The New York Times was widely condemned for a Wednesday morning tweet commemorating the 18th anniversary of the Sept. 11 attacks.
The post, which was deleted amid the backlash, read: “18 years have passed since airplanes took aim and brought down the World Trade Center. Today, families will once again gather and grieve at the site where more than 2000 people died.”
The attached report covered the annual commemoration of the al-Qaida terrorist attacks, which killed 2,996 people and shook America.
Many conservative Twitter users were appalled that the Times left out any mention of the radical Islamist group’s late leader Osama bin Laden or the other militants behind the deadliest act of terrorism on U.S. soil. Instead, the tweet seemed to ascribe agency to the airplanes that the terrorists piloted into the Twin Towers.
The New York Times deletes its 9/11 tweet
“Man, those towers must have really done something to upset those airplanes,” commentator Stephen Miller joked darkly.
Man, those towers really must have done something to upset those airplanes. https://t.co/N0WUjV2Gt5
— Stephen Miller (@redsteeze) September 11, 2019
Humorist David Burge compared the Times’ gaffe to the liberal propensity for blaming firearms for shootings.
And 18 years later, we still somehow allow airplanes to be legal. Let that sink inhttps://t.co/1vVE6cPaTW
— David Burge (@iowahawkblog) September 11, 2019
Will Chamberlain, the publisher on the right-wing news site Human Events, explicitly accused the Times of trying to bury the memory of the Sept. 11 attacks.
First take: Assign culpability to airplanes
Second take: Use passive voice to avoid assigning culpability to anyone
— Will Chamberlain (@willchamberlain) September 11, 2019
Some were reminded of Democratic Minnesota Rep. Ilhan Omar’s infamous description of the Sept. 11 attacks as “some people did something.”
Some planes did something
— Comfortably Smug (@ComfortablySmug) September 11, 2019
Others noted that the Times had undercounted the dead by nearly 1,000.
*almost 3000 people died https://t.co/kEhorgpnes
— RBe (@RBPundit) September 11, 2019
National Review’s Jim Geraghty imagined if Pearl Harbor were recalled in the same way.
“On December 7, 1941, airplanes took aim and seriously damaged the United States naval base at Pearl Harbor." https://t.co/8mh6i0f4sv
— Jim Geraghty (@jimgeraghty) September 11, 2019
After deleting its tweet, the Times reposted the same article with a new tout, saying it had been “edited for clarity” and the report had been “updated.”

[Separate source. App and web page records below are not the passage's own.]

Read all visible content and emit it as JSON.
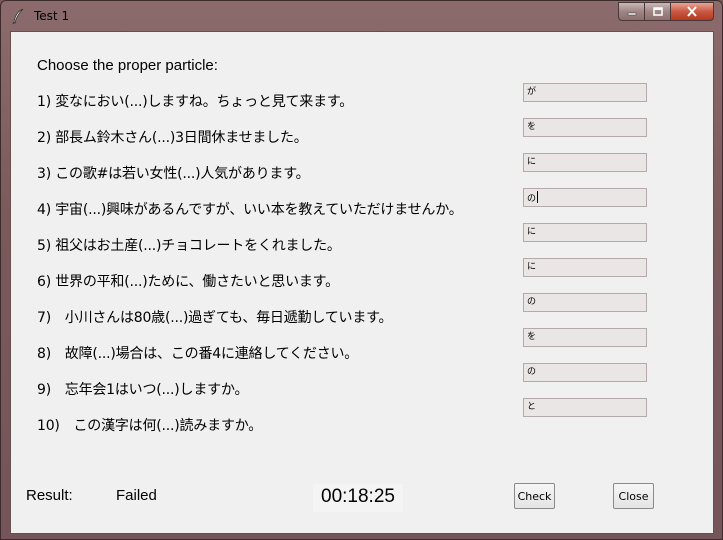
{
  "window": {
    "title": "Test 1"
  },
  "instruction": "Choose the proper particle:",
  "questions": [
    {
      "text": "1) 変なにおい(...)しますね。ちょっと見て来ます。",
      "answer": "が"
    },
    {
      "text": "2) 部長ム鈴木さん(...)3日間休ませました。",
      "answer": "を"
    },
    {
      "text": "3) この歌#は若い女性(...)人気があります。",
      "answer": "に"
    },
    {
      "text": "4) 宇宙(...)興味があるんですが、いい本を教えていただけませんか。",
      "answer": "の"
    },
    {
      "text": "5) 祖父はお土産(...)チョコレートをくれました。",
      "answer": "に"
    },
    {
      "text": "6) 世界の平和(...)ために、働さたいと思います。",
      "answer": "に"
    },
    {
      "text": "7)　小川さんは80歳(...)過ぎても、毎日遞勤しています。",
      "answer": "の"
    },
    {
      "text": "8)　故障(...)場合は、この番4に連絡してください。",
      "answer": "を"
    },
    {
      "text": "9)　忘年会1はいつ(...)しますか。",
      "answer": "の"
    },
    {
      "text": "10)　この漢字は何(...)読みますか。",
      "answer": "と"
    }
  ],
  "result": {
    "label": "Result:",
    "value": "Failed"
  },
  "timer": "00:18:25",
  "buttons": {
    "check": "Check",
    "close": "Close"
  },
  "icons": {
    "app": "quill-icon"
  }
}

We've deleted an earlier tweet to this story and have edited for clarity. The story has also been updated.
— The New York Times (@nytimes) September 11, 2019
Rudy Giuliani, who was New York City’s mayor on Sept. 11, 2001, also offered a tweet in memoriam
We will never forget 9/11. It was the worst attack on our nation since the War of 1812. It was the greatest display of domestic bravery in anyone’s memory. The enemy attacking us that day is still killing Americans. We honor all who have kept us safe.
— Rudy Giuliani (@RudyGiuliani) September 11, 2019
Conservatives have long accused liberals of excessive political correctness when it comes to terrorism. Former President Barack Obama was harangued, including by Donald Trump on 2016 campaign trail, for refusing to use the term “Islamic terrorism” in an attempt to downplay the link between the religion and violence.